Top of Source records
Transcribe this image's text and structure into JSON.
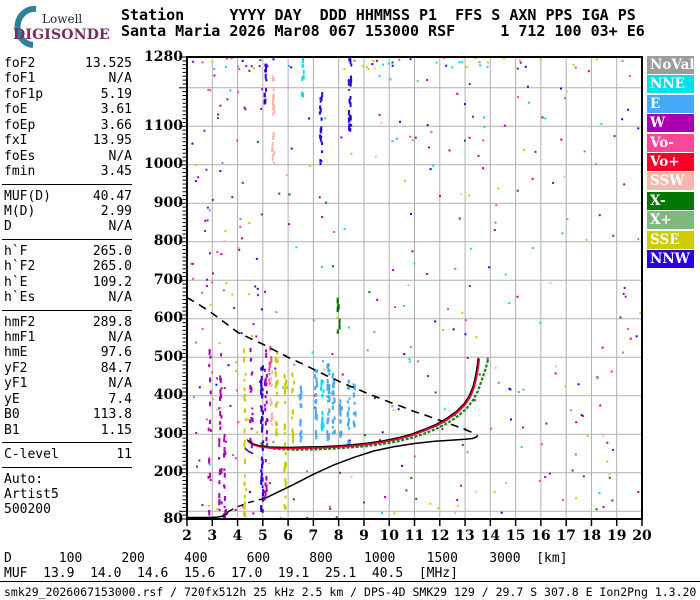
{
  "logo": {
    "top": "Lowell",
    "bottom": "DIGISONDE",
    "arc_color": "#2d7f9c"
  },
  "header": {
    "line1": "Station     YYYY DAY  DDD HHMMSS P1  FFS S AXN PPS IGA PS",
    "line2": "Santa Maria 2026 Mar08 067 153000 RSF     1 712 100 03+ E6"
  },
  "params": {
    "sections": [
      {
        "rows": [
          [
            "foF2",
            "13.525"
          ],
          [
            "foF1",
            "N/A"
          ],
          [
            "foF1p",
            "5.19"
          ],
          [
            "foE",
            "3.61"
          ],
          [
            "foEp",
            "3.66"
          ],
          [
            "fxI",
            "13.95"
          ],
          [
            "foEs",
            "N/A"
          ],
          [
            "fmin",
            "3.45"
          ]
        ]
      },
      {
        "rows": [
          [
            "MUF(D)",
            "40.47"
          ],
          [
            "M(D)",
            "2.99"
          ],
          [
            "D",
            "N/A"
          ]
        ]
      },
      {
        "rows": [
          [
            "h`F",
            "265.0"
          ],
          [
            "h`F2",
            "265.0"
          ],
          [
            "h`E",
            "109.2"
          ],
          [
            "h`Es",
            "N/A"
          ]
        ]
      },
      {
        "rows": [
          [
            "hmF2",
            "289.8"
          ],
          [
            "hmF1",
            "N/A"
          ],
          [
            "hmE",
            "97.6"
          ],
          [
            "yF2",
            "84.7"
          ],
          [
            "yF1",
            "N/A"
          ],
          [
            "yE",
            "7.4"
          ],
          [
            "B0",
            "113.8"
          ],
          [
            "B1",
            "1.15"
          ]
        ]
      },
      {
        "rows": [
          [
            "C-level",
            "11"
          ]
        ]
      }
    ],
    "footer": [
      "Auto:",
      "Artist5",
      "500200"
    ]
  },
  "legend": {
    "items": [
      {
        "label": "NoVal",
        "color": "#9c9c9c"
      },
      {
        "label": "NNE",
        "color": "#00e0e8"
      },
      {
        "label": "E",
        "color": "#45aaf8"
      },
      {
        "label": "W",
        "color": "#a800b0"
      },
      {
        "label": "Vo-",
        "color": "#fa4898"
      },
      {
        "label": "Vo+",
        "color": "#f80028"
      },
      {
        "label": "SSW",
        "color": "#f6b8ae"
      },
      {
        "label": "X-",
        "color": "#007800"
      },
      {
        "label": "X+",
        "color": "#7eb87e"
      },
      {
        "label": "SSE",
        "color": "#cccc00"
      },
      {
        "label": "NNW",
        "color": "#2800e0"
      }
    ]
  },
  "chart_data": {
    "type": "scatter",
    "title": "Digisonde ionogram with ARTIST5 autoscaled traces",
    "xlabel": "[MHz]",
    "ylabel": "[km]",
    "x_range": [
      2,
      20
    ],
    "y_range": [
      80,
      1280
    ],
    "x_ticks": [
      2,
      3,
      4,
      5,
      6,
      7,
      8,
      9,
      10,
      11,
      12,
      13,
      14,
      15,
      16,
      17,
      18,
      19,
      20
    ],
    "y_tick_labels": [
      1280,
      1100,
      1000,
      900,
      800,
      700,
      600,
      500,
      400,
      300,
      200,
      80
    ],
    "grid": "on",
    "grid_color": "#b0b0b0",
    "traces": {
      "transmission_dashed": [
        [
          2,
          655
        ],
        [
          2.5,
          636
        ],
        [
          3,
          614
        ],
        [
          3.5,
          590
        ],
        [
          4,
          565
        ],
        [
          4.5,
          549
        ],
        [
          5,
          534
        ],
        [
          5.5,
          517
        ],
        [
          6,
          500
        ],
        [
          6.5,
          485
        ],
        [
          7,
          469
        ],
        [
          7.5,
          453
        ],
        [
          8,
          438
        ],
        [
          8.5,
          424
        ],
        [
          9,
          410
        ],
        [
          9.5,
          397
        ],
        [
          10,
          384
        ],
        [
          10.5,
          372
        ],
        [
          11,
          359
        ],
        [
          11.5,
          348
        ],
        [
          12,
          336
        ],
        [
          12.5,
          325
        ],
        [
          12.9,
          315
        ],
        [
          13.2,
          307
        ],
        [
          13.45,
          301
        ]
      ],
      "profile_E_solid": [
        [
          2.0,
          84
        ],
        [
          2.8,
          84
        ],
        [
          3.2,
          85
        ],
        [
          3.45,
          88
        ],
        [
          3.58,
          93
        ],
        [
          3.62,
          99
        ]
      ],
      "valley_dashed": [
        [
          3.62,
          99
        ],
        [
          4.0,
          112
        ],
        [
          4.4,
          122
        ],
        [
          4.8,
          129
        ],
        [
          5.1,
          134
        ]
      ],
      "profile_F_solid": [
        [
          5.1,
          134
        ],
        [
          5.6,
          150
        ],
        [
          6.2,
          169
        ],
        [
          7,
          196
        ],
        [
          7.8,
          220
        ],
        [
          8.6,
          240
        ],
        [
          9.4,
          257
        ],
        [
          10.2,
          268
        ],
        [
          11,
          276
        ],
        [
          11.8,
          282
        ],
        [
          12.5,
          285
        ],
        [
          13,
          287
        ],
        [
          13.3,
          289
        ],
        [
          13.45,
          293
        ],
        [
          13.5,
          298
        ]
      ],
      "o_trace": [
        [
          4.4,
          284
        ],
        [
          4.6,
          274
        ],
        [
          4.9,
          268
        ],
        [
          5.3,
          265
        ],
        [
          6,
          264
        ],
        [
          6.7,
          265
        ],
        [
          7.4,
          266
        ],
        [
          8,
          268
        ],
        [
          8.6,
          271
        ],
        [
          9.2,
          275
        ],
        [
          9.8,
          281
        ],
        [
          10.4,
          289
        ],
        [
          10.9,
          298
        ],
        [
          11.4,
          310
        ],
        [
          11.9,
          324
        ],
        [
          12.3,
          339
        ],
        [
          12.7,
          358
        ],
        [
          13,
          378
        ],
        [
          13.2,
          398
        ],
        [
          13.35,
          422
        ],
        [
          13.45,
          450
        ],
        [
          13.52,
          478
        ],
        [
          13.55,
          497
        ]
      ],
      "x_trace": [
        [
          4.85,
          281
        ],
        [
          5.05,
          272
        ],
        [
          5.35,
          267
        ],
        [
          5.75,
          265
        ],
        [
          6.4,
          264
        ],
        [
          7.1,
          265
        ],
        [
          7.8,
          267
        ],
        [
          8.4,
          270
        ],
        [
          9,
          273
        ],
        [
          9.6,
          278
        ],
        [
          10.2,
          285
        ],
        [
          10.8,
          294
        ],
        [
          11.3,
          305
        ],
        [
          11.8,
          318
        ],
        [
          12.25,
          333
        ],
        [
          12.65,
          351
        ],
        [
          13,
          371
        ],
        [
          13.25,
          392
        ],
        [
          13.45,
          416
        ],
        [
          13.6,
          444
        ],
        [
          13.75,
          473
        ],
        [
          13.85,
          497
        ]
      ],
      "left_hook": [
        [
          4.3,
          263
        ],
        [
          4.45,
          255
        ],
        [
          4.62,
          250
        ]
      ]
    },
    "trace_colors": {
      "o_trace": "#e00040",
      "x_trace": "#0c8a0c",
      "fit": "#000000",
      "profile": "#000000"
    },
    "noise": {
      "seed": 1337,
      "bands": [
        {
          "f": 2,
          "df": 18,
          "h1": 1248,
          "h2": 1280,
          "n": 46,
          "colors": [
            "W",
            "NNW",
            "SSE",
            "NNE",
            "Vo-",
            "E"
          ]
        },
        {
          "f": 2,
          "df": 18,
          "h1": 80,
          "h2": 1280,
          "n": 200,
          "colors": [
            "W",
            "W",
            "W",
            "SSE",
            "NNW",
            "Vo-",
            "X-",
            "NNE",
            "E",
            "SSW"
          ]
        },
        {
          "f": 9.5,
          "df": 10.5,
          "h1": 80,
          "h2": 1280,
          "n": 80,
          "colors": [
            "W",
            "SSE",
            "X-",
            "NNW",
            "Vo-",
            "NNE",
            "E",
            "X+",
            "Vo+"
          ]
        },
        {
          "f": 2.2,
          "df": 2.8,
          "h1": 80,
          "h2": 1280,
          "n": 90,
          "colors": [
            "W",
            "W",
            "SSE",
            "Vo-",
            "NNW"
          ]
        }
      ],
      "columns": [
        {
          "f": 3.32,
          "h1": 85,
          "h2": 530,
          "c": "W",
          "n": 26
        },
        {
          "f": 3.5,
          "h1": 85,
          "h2": 300,
          "c": "W",
          "n": 18
        },
        {
          "f": 4.3,
          "h1": 90,
          "h2": 530,
          "c": "SSE",
          "n": 30
        },
        {
          "f": 4.55,
          "h1": 250,
          "h2": 520,
          "c": "W",
          "n": 16
        },
        {
          "f": 4.97,
          "h1": 95,
          "h2": 480,
          "c": "NNW",
          "n": 48
        },
        {
          "f": 5.12,
          "h1": 110,
          "h2": 520,
          "c": "W",
          "n": 26
        },
        {
          "f": 5.3,
          "h1": 420,
          "h2": 545,
          "c": "Vo-",
          "n": 12
        },
        {
          "f": 5.35,
          "h1": 300,
          "h2": 500,
          "c": "SSW",
          "n": 14
        },
        {
          "f": 5.42,
          "h1": 1000,
          "h2": 1270,
          "c": "SSW",
          "n": 22
        },
        {
          "f": 5.55,
          "h1": 290,
          "h2": 520,
          "c": "SSE",
          "n": 24
        },
        {
          "f": 5.9,
          "h1": 100,
          "h2": 515,
          "c": "SSE",
          "n": 28
        },
        {
          "f": 6.2,
          "h1": 255,
          "h2": 460,
          "c": "SSE",
          "n": 16
        },
        {
          "f": 6.5,
          "h1": 280,
          "h2": 430,
          "c": "E",
          "n": 18
        },
        {
          "f": 7.1,
          "h1": 290,
          "h2": 470,
          "c": "E",
          "n": 24
        },
        {
          "f": 7.35,
          "h1": 300,
          "h2": 450,
          "c": "NNE",
          "n": 18
        },
        {
          "f": 7.6,
          "h1": 280,
          "h2": 480,
          "c": "E",
          "n": 34
        },
        {
          "f": 7.8,
          "h1": 300,
          "h2": 460,
          "c": "E",
          "n": 20
        },
        {
          "f": 8.1,
          "h1": 290,
          "h2": 425,
          "c": "E",
          "n": 14
        },
        {
          "f": 8.4,
          "h1": 260,
          "h2": 440,
          "c": "E",
          "n": 18
        },
        {
          "f": 8.62,
          "h1": 300,
          "h2": 430,
          "c": "E",
          "n": 12
        },
        {
          "f": 7.3,
          "h1": 990,
          "h2": 1190,
          "c": "NNW",
          "n": 20
        },
        {
          "f": 8.45,
          "h1": 1090,
          "h2": 1280,
          "c": "NNW",
          "n": 26
        },
        {
          "f": 6.6,
          "h1": 1170,
          "h2": 1280,
          "c": "NNE",
          "n": 10
        },
        {
          "f": 5.1,
          "h1": 1150,
          "h2": 1280,
          "c": "NNW",
          "n": 12
        },
        {
          "f": 8.0,
          "h1": 560,
          "h2": 655,
          "c": "X-",
          "n": 12
        },
        {
          "f": 2.9,
          "h1": 85,
          "h2": 520,
          "c": "W",
          "n": 16
        }
      ]
    }
  },
  "dmuf": {
    "rows": [
      {
        "label": "D",
        "values": [
          "100",
          "200",
          "400",
          "600",
          "800",
          "1000",
          "1500",
          "3000"
        ],
        "unit": "[km]",
        "pad": 8
      },
      {
        "label": "MUF",
        "values": [
          "13.9",
          "14.0",
          "14.6",
          "15.6",
          "17.0",
          "19.1",
          "25.1",
          "40.5"
        ],
        "unit": "[MHz]",
        "pad": 6
      }
    ]
  },
  "status": "smk29_2026067153000.rsf / 720fx512h 25 kHz 2.5 km / DPS-4D SMK29 129 / 29.7 S 307.8 E Ion2Png 1.3.20"
}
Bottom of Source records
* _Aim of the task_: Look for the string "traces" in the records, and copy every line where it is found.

* _Result of the exercise_:
    "title": "Digisonde ionogram with ARTIST5 autoscaled traces",
    "traces": {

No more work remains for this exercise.